The task force set its next meeting for Sept. 22.
Under the proposed ordinance, publishers with news racks would be required to obtain a $200 annual permit from the city.
Racks in the downtown area would be subject to more stringent requirements regarding location, color and size of racks, and all rack would have to be made of metal.
Local publishers opposed the tighter regulation, citing First Amendment rights and the added cost of buying metal racks and permits. They asked for an opportunity to self-govern, with ordinance changes as a last resort.
The Herald-Leader prefers for the publications to self-govern their racks. It also opposes the part of the ordinance that requires the color of the racks be consistent with the color of the corral.
The draft ordinance would have regulated all news racks placed in the public right-of-way.
In downtown, the racks would have to be placed in corrals that would have been allowed in 25 locations. The corrals would be furnished by the city.
There would be a $25-a-rack fee in the downtown area and a $25-a-rack installation fee.
Councilman Dick DeCamp has worked on a news-rack ordinance for several months.
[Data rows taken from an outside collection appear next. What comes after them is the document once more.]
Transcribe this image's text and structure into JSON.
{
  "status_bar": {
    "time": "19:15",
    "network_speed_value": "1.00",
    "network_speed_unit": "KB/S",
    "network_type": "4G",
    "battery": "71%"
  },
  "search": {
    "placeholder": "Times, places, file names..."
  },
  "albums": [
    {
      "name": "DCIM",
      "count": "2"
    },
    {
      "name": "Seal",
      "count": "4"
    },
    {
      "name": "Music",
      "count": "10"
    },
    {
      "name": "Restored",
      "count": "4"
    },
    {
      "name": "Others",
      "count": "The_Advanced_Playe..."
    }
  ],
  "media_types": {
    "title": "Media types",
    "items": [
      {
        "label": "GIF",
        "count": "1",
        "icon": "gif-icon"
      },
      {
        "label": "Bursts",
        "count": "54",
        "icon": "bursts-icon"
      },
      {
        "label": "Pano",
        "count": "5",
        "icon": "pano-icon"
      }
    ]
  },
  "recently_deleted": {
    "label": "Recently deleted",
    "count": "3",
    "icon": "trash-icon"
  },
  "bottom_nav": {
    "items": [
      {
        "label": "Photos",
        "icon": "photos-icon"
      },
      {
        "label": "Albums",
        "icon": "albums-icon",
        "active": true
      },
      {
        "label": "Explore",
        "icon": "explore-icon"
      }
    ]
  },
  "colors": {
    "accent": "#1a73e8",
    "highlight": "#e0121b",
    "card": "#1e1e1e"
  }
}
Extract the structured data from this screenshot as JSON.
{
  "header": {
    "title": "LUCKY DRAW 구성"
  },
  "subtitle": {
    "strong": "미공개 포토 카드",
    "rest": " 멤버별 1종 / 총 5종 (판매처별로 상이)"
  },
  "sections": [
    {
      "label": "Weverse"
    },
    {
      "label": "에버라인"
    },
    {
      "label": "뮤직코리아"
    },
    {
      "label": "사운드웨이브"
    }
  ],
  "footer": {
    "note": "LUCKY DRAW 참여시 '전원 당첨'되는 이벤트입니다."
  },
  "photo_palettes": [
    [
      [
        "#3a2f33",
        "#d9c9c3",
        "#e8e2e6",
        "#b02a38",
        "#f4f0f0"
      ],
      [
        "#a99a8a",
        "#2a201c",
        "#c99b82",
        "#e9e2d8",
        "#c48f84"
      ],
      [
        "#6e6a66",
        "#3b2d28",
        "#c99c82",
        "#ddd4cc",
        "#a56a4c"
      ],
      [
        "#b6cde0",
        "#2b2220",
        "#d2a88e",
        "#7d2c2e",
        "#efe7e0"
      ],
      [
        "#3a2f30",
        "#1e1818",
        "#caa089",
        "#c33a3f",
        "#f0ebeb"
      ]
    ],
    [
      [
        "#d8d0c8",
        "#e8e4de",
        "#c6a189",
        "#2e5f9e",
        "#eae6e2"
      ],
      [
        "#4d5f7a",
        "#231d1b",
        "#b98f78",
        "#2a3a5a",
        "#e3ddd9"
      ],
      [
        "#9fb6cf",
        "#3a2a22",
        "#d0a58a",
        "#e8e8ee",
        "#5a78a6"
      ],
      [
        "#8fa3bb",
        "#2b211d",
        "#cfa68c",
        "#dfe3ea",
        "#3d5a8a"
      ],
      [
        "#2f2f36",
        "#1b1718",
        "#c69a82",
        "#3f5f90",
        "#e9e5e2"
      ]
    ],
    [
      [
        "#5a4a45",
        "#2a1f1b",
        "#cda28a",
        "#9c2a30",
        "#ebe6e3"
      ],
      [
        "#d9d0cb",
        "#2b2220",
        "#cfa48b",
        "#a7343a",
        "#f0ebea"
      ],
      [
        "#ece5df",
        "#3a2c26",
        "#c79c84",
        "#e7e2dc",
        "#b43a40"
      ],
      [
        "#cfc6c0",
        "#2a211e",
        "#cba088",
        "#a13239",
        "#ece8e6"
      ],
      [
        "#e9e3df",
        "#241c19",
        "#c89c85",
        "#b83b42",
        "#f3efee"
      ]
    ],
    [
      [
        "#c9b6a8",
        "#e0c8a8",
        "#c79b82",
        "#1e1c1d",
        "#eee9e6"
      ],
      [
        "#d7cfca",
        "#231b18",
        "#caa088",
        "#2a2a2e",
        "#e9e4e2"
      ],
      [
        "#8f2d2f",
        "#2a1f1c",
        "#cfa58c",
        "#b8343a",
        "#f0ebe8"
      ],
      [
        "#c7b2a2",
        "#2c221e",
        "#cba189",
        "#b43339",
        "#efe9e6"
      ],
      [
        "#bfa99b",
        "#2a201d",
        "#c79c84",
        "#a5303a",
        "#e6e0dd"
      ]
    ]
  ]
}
He said the news racks compromise safety because of their prominence on public rights-of-way.